For those of you who have never heard of them, that’s understandable. They make a lot of products specifically at the request of the Special Operations Community and they also own Combat K-9, but haven’t really focused much on the civilian market. I know about them from seeing their Airflow pants at SHOT Show a couple of years ago. Folks, I don’t have any other way to say it, but if you are out in the heat, these pants will change your life. They cool you better than shorts. I don’t undersand it. It might be witchcraft. But that’s the way it is.
And then I found their Magnetic Retrofit Kit which is quite possibly the smartest thing I’ve seen in decades. It’s one of those inventions where you look at it and slap your head and say, “Why didn’t I think of that”.
As for the Featherlight sling, I’m once again impressed by the workmanship, as well as the just plain “no corners cut” quality of what I see from Fighter Design. There is no groundbreaking technology here. I mean come on, it’s a sling, but it is well thought out and has everything. Note the “2 is one and 1 is none” design here.
The sling has fastex style buckles on both sides of the pad for easy on-off to anything. If I still had my old IBA on and wanted to attach the rifle directly to a fastex hook on the shoulder of my armor, I could and still have the function of a two-point if I wanted to sling it across myself later. Or I can just use the fastex buckles to get it off without taking it over my head.
Also, there are two strap buckles on each side. That’s a big help for strap end managment, but also great for redundancy. What if a buckle breaks? On this sling…so what? You’ve got another one on that side and two more on the other.
Adam Slank, the chief designer/mad scientist at Fighter Design, cut his teeth on parachute design, and you really see that level of redundancy here. But it doesn’t come at the cost of weight. The entire sling weighs less than 100 grams. That has to make it one of the lightest, if not the lightest sling on the market.

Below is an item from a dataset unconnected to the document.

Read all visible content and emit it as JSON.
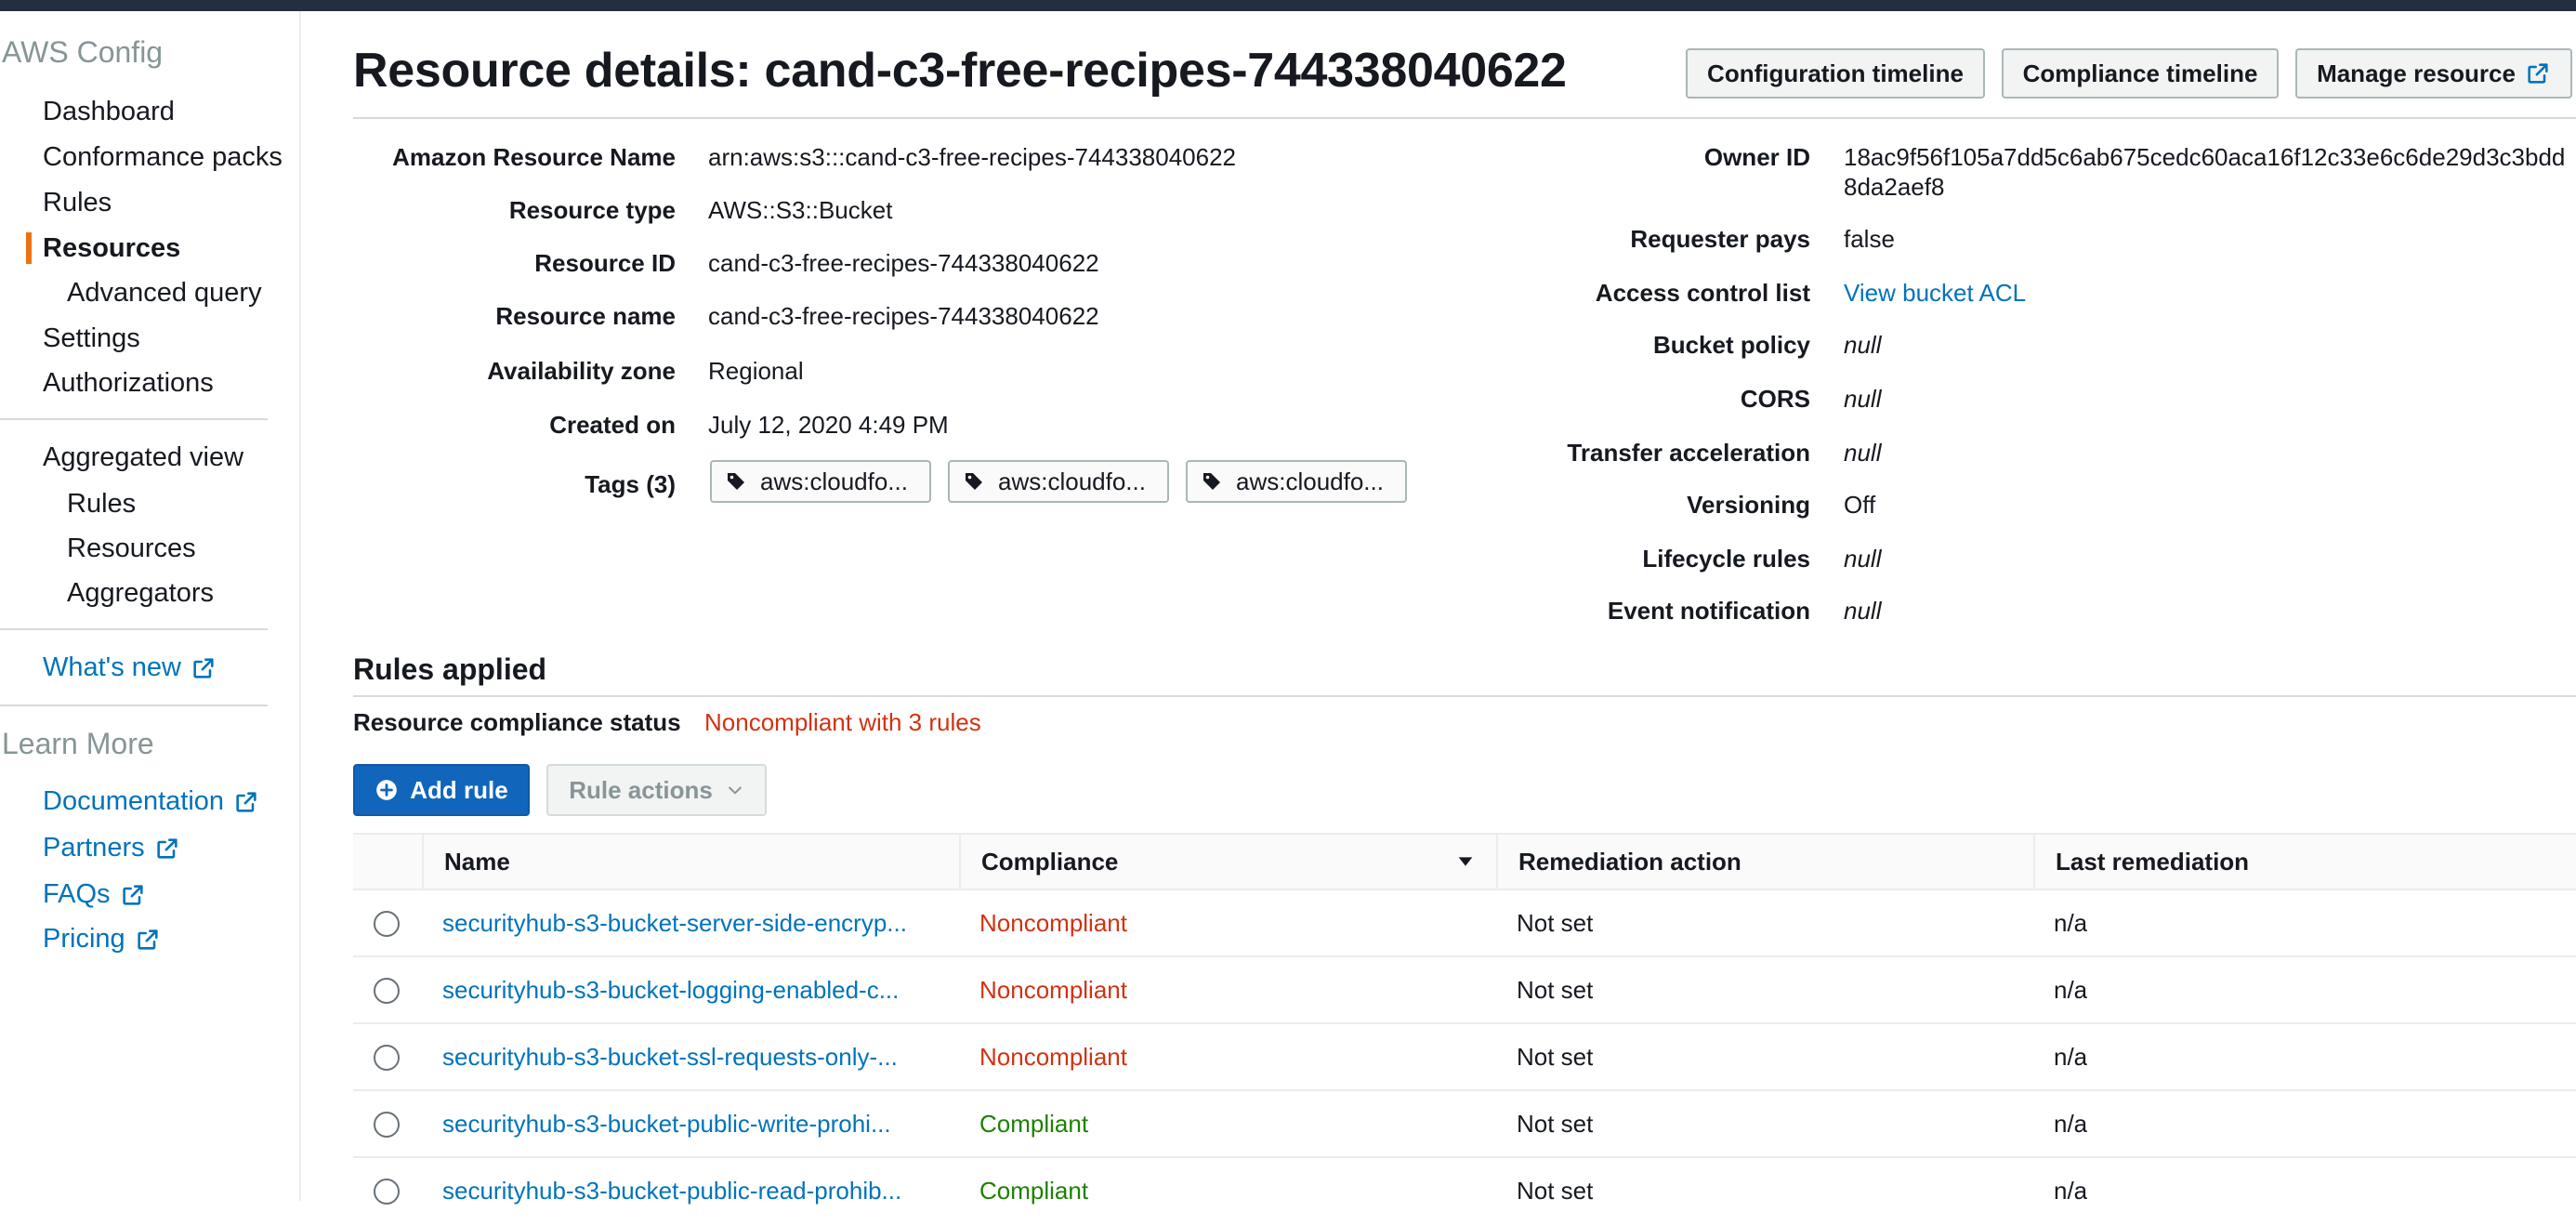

Finally, my sling came with an Impact Weapons Components Mount-N-Slot Direct Attach Mount. That little gizmo allows the Fighter Design sling to convert from a one-point to a two-point sling almost instantly. Moreover, because the sling adjusts both front and rear, I can, with the pull of a strap end, switch the single point from hovering high on my chest to hanging closer to my hip. This little device is a great additon to any two-point sling, but really works well on Fighter’s product.

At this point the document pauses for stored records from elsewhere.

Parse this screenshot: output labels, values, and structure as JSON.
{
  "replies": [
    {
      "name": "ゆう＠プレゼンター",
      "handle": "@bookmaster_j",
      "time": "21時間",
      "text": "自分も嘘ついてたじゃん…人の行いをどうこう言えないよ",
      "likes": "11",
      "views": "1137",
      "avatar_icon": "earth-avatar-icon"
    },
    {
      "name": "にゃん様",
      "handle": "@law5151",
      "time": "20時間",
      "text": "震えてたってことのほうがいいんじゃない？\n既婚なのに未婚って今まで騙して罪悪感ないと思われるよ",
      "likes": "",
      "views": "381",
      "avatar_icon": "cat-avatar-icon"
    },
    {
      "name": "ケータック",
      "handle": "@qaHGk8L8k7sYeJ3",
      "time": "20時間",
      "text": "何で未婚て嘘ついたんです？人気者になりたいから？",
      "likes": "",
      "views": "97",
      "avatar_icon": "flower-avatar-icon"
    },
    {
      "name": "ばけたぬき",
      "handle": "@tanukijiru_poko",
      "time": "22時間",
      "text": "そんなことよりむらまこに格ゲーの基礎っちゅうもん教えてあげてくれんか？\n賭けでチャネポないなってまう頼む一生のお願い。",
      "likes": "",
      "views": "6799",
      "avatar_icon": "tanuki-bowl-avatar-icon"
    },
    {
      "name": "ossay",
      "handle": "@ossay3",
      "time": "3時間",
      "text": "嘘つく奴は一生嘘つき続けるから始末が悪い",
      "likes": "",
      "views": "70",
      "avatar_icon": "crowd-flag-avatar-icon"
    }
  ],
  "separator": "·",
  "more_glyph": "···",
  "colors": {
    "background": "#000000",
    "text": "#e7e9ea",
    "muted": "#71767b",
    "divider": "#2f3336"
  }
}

The only downside to the sling is that there’s isn’t a lot of padding. The pad is quite wide, which helps a lot more than any actual padding itself, but if I was going to roll around with a 20″ Larue Tactical OBR and no body armor, I might opt for something with a little more cusion. I’d more likely just find a thicker cusion that I could snap into the rest of the sling, or get a biathlon style sling like I use for my heavier bolt guns.

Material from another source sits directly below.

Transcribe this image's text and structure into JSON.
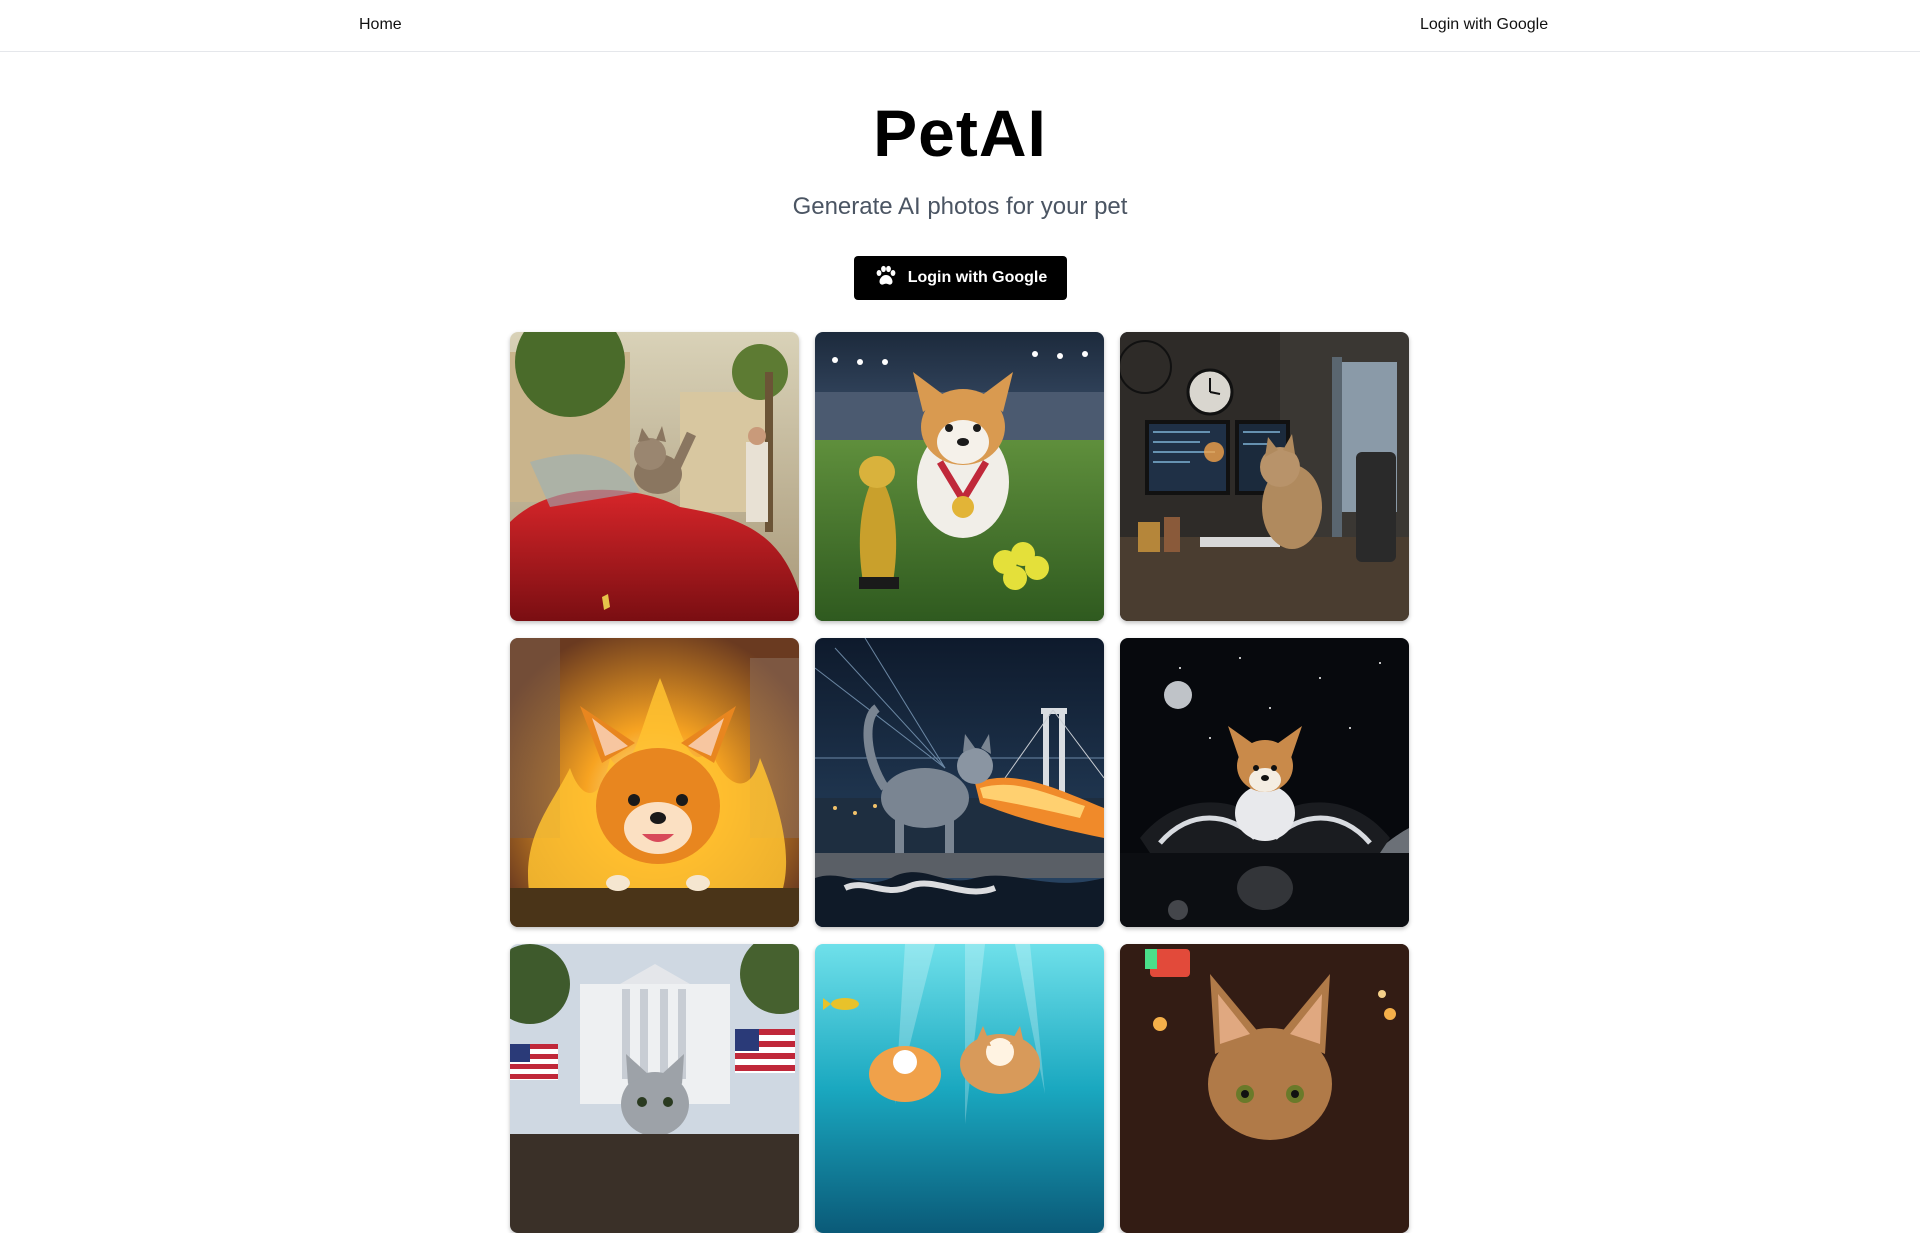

Rating (out of five stars):
Overall: * * * * *
All and all, a simple design, executed well, with exceptional construction. And surprisingly innexpensive at $29 a sling. I’ll be swapping out most of my slings with this one.